> **PROVIDED DATA**
____________________

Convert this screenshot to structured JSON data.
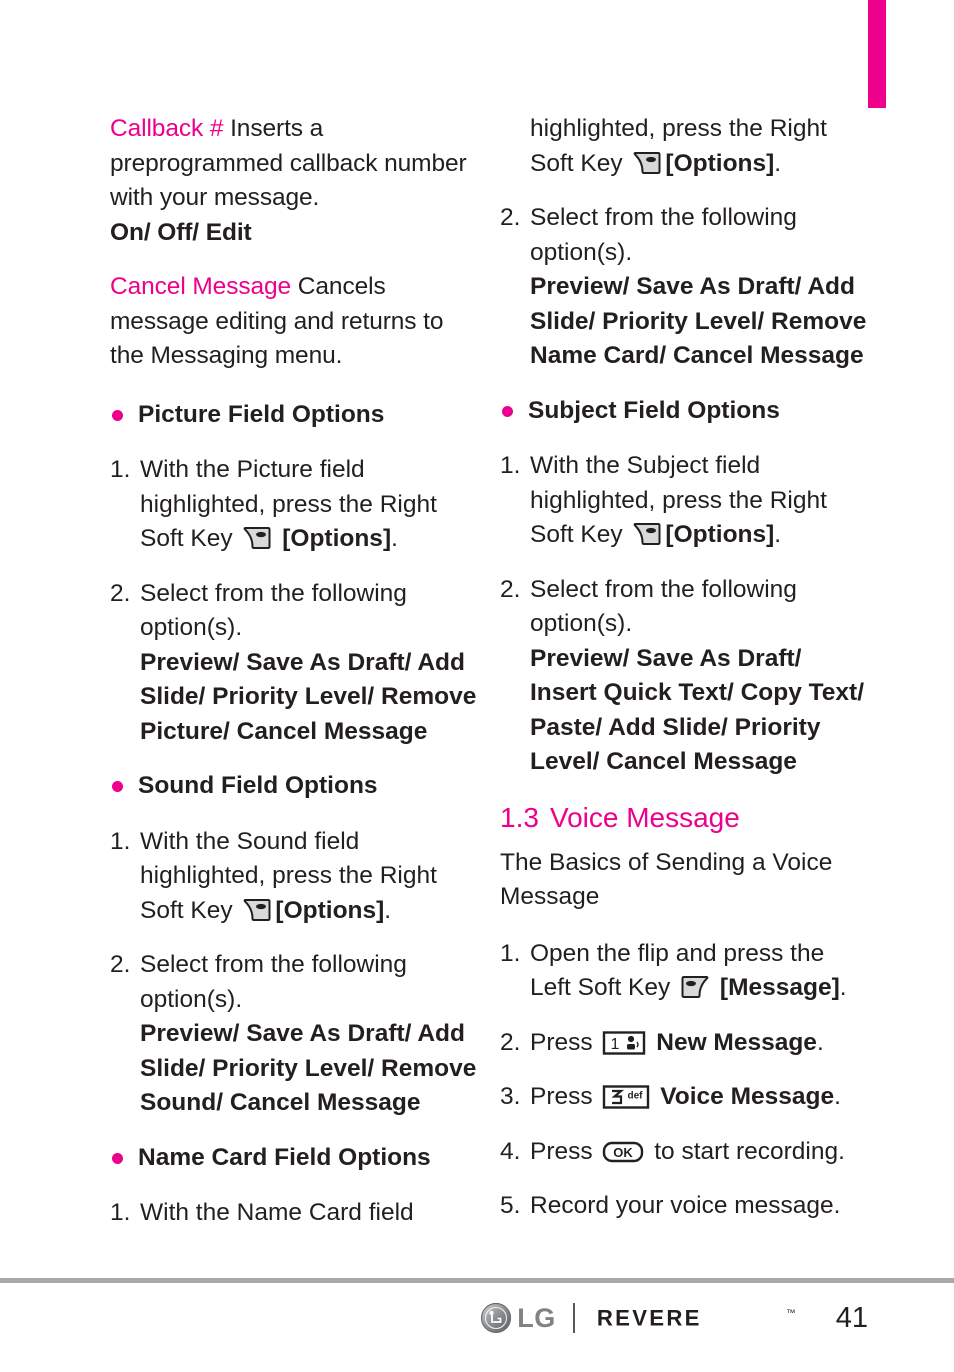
{
  "accent_color": "#ec008c",
  "tab_marker": {
    "color": "#ec008c"
  },
  "left_column": {
    "callback": {
      "term": "Callback #",
      "desc": "  Inserts a preprogrammed callback number with your message.",
      "options": "On/ Off/ Edit"
    },
    "cancel_message": {
      "term": "Cancel Message",
      "desc": "  Cancels message editing and returns to the Messaging menu."
    },
    "picture_field": {
      "heading": "Picture Field Options",
      "step1_num": "1.",
      "step1_a": "With the Picture field highlighted, press the Right Soft Key ",
      "step1_icon": "right-soft-key-icon",
      "step1_b": " [Options].",
      "step1_b_bold": "[Options]",
      "step2_num": "2.",
      "step2_text": "Select from the following option(s).",
      "step2_options": "Preview/ Save As Draft/ Add Slide/ Priority Level/ Remove Picture/ Cancel Message"
    },
    "sound_field": {
      "heading": "Sound Field Options",
      "step1_num": "1.",
      "step1_a": "With the Sound field highlighted, press the Right Soft Key ",
      "step1_b_bold": "[Options]",
      "step2_num": "2.",
      "step2_text": "Select from the following option(s).",
      "step2_options": "Preview/ Save As Draft/ Add Slide/ Priority Level/ Remove Sound/ Cancel Message"
    },
    "name_card_field": {
      "heading": "Name Card Field Options",
      "step1_num": "1.",
      "step1_a": "With the Name Card field"
    }
  },
  "right_column": {
    "name_card_cont": {
      "step1_a": "highlighted, press the Right Soft Key ",
      "step1_b_bold": "[Options]",
      "step2_num": "2.",
      "step2_text": "Select from the following option(s).",
      "step2_options": "Preview/ Save As Draft/ Add Slide/ Priority Level/ Remove Name Card/ Cancel Message"
    },
    "subject_field": {
      "heading": "Subject Field Options",
      "step1_num": "1.",
      "step1_a": "With the Subject field highlighted, press the Right Soft Key ",
      "step1_b_bold": "[Options]",
      "step2_num": "2.",
      "step2_text": "Select from the following option(s).",
      "step2_options": "Preview/ Save As Draft/ Insert Quick Text/ Copy Text/ Paste/ Add Slide/ Priority Level/ Cancel Message"
    },
    "voice_message": {
      "number": "1.3",
      "title": "Voice Message",
      "subtitle": "The Basics of Sending a Voice Message",
      "steps": [
        {
          "num": "1.",
          "before": "Open the flip and press the Left Soft Key ",
          "icon": "left-soft-key-icon",
          "bold": "[Message]",
          "after": "."
        },
        {
          "num": "2.",
          "before": "Press ",
          "icon": "key-1-voicemail-icon",
          "bold": "New Message",
          "after": "."
        },
        {
          "num": "3.",
          "before": "Press ",
          "icon": "key-3-def-icon",
          "bold": "Voice Message",
          "after": "."
        },
        {
          "num": "4.",
          "before": "Press ",
          "icon": "ok-key-icon",
          "bold": "",
          "after": " to start recording."
        },
        {
          "num": "5.",
          "before": "Record your voice message.",
          "icon": "",
          "bold": "",
          "after": ""
        }
      ],
      "key_labels": {
        "key1_digit": "1",
        "key3_digit": "3",
        "key3_letters": "def",
        "ok_label": "OK"
      }
    }
  },
  "footer": {
    "brand": "LG",
    "model": "REVERE",
    "trademark": "™",
    "page_number": "41"
  }
}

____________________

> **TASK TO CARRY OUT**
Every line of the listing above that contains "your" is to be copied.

> **REPLY TO THE EXERCISE**
      "desc": "  Inserts a preprogrammed callback number with your message.",
          "before": "Record your voice message.",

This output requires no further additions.